(Assignment): Would you set down all of the entries below exactly as they stand?

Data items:
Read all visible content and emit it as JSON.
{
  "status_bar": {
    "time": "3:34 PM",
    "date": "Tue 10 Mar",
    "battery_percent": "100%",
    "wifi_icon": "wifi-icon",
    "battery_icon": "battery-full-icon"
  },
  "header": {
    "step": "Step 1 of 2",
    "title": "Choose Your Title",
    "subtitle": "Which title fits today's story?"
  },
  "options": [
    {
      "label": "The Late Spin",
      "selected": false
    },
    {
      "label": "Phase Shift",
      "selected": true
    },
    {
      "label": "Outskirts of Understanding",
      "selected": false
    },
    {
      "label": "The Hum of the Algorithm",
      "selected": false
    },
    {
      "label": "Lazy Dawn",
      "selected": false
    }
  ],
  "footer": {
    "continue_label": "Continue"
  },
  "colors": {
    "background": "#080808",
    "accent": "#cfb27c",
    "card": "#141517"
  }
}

(Completed exercise):
Read all visible content and emit it as JSON.
{
  "status_bar": {
    "time": "3:34 PM",
    "date": "Tue 10 Mar",
    "battery_percent": "100%",
    "wifi_icon": "wifi-icon",
    "battery_icon": "battery-full-icon"
  },
  "header": {
    "step": "Step 1 of 2",
    "title": "Choose Your Title",
    "subtitle": "Which title fits today's story?"
  },
  "options": [
    {
      "label": "The Late Spin",
      "selected": false
    },
    {
      "label": "Phase Shift",
      "selected": true
    },
    {
      "label": "Outskirts of Understanding",
      "selected": false
    },
    {
      "label": "The Hum of the Algorithm",
      "selected": false
    },
    {
      "label": "Lazy Dawn",
      "selected": false
    }
  ],
  "footer": {
    "continue_label": "Continue"
  },
  "colors": {
    "background": "#080808",
    "accent": "#cfb27c",
    "card": "#141517"
  }
}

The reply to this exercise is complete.